Life is like a daily game of surreal and ambiguous characters that pass through me and that I need to inscribe. I narrate small moments - at times, pieces that are fundamental to my daily life, friends who accompany me, animals that fly, beings who everyone wants to silence but whose voices roar and images vibrate in the walls I pass. Sometimes I find myself in the shadows, in strange and slim spaces. These images, which appear at every turn, are small narratives, catharses that I must group together and compose to reveal their playfulness and irony.
This game emerges as an impossibility, like a fleeting and impossible provocation; it is a thought, a circular movement, where though at first the hypotheses of the game sequence are inexhaustible, in a loop, the game becomes a closed circuit, and the hypotheses are ultimately exhausted by dissatisfaction and by the collapse of the game itself.
The words are pronounced by silencing them at the outset by drawing, by their mutation and transformation. Therefore, the inscription of a word is a drawing, and the drawing is perhaps a phrase. The first glance cannot be reconstructed; it must be tattooed as if it belonged on the skin.

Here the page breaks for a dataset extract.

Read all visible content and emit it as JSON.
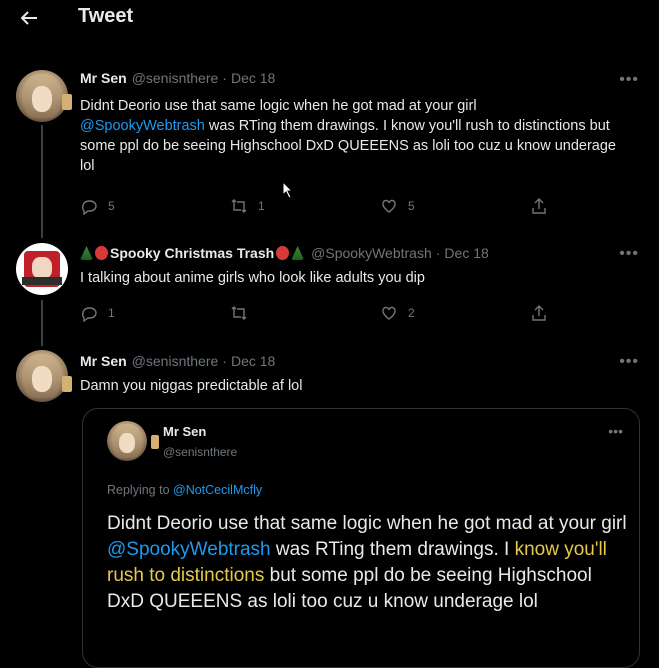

The Primitivism of the figures emerges as a disruption of the times and as a need for inscription as if the canvas were a mural, an infinite space, or a foldable timetable. The incision of daily habits and the constant appropriation of everything lived, felt, and seen must be immediately inscribed. The shapes become more and more childlike and expressive, and the constantly expressive figures possess a need to assert themselves, some in lucid and phantasmagorical narratives and others in my reality where everything is consumable. As the canvas progresses, these same narratives come together to construct the labyrinths of my own "non-compositions."
(Text: Vera Midões' Statement)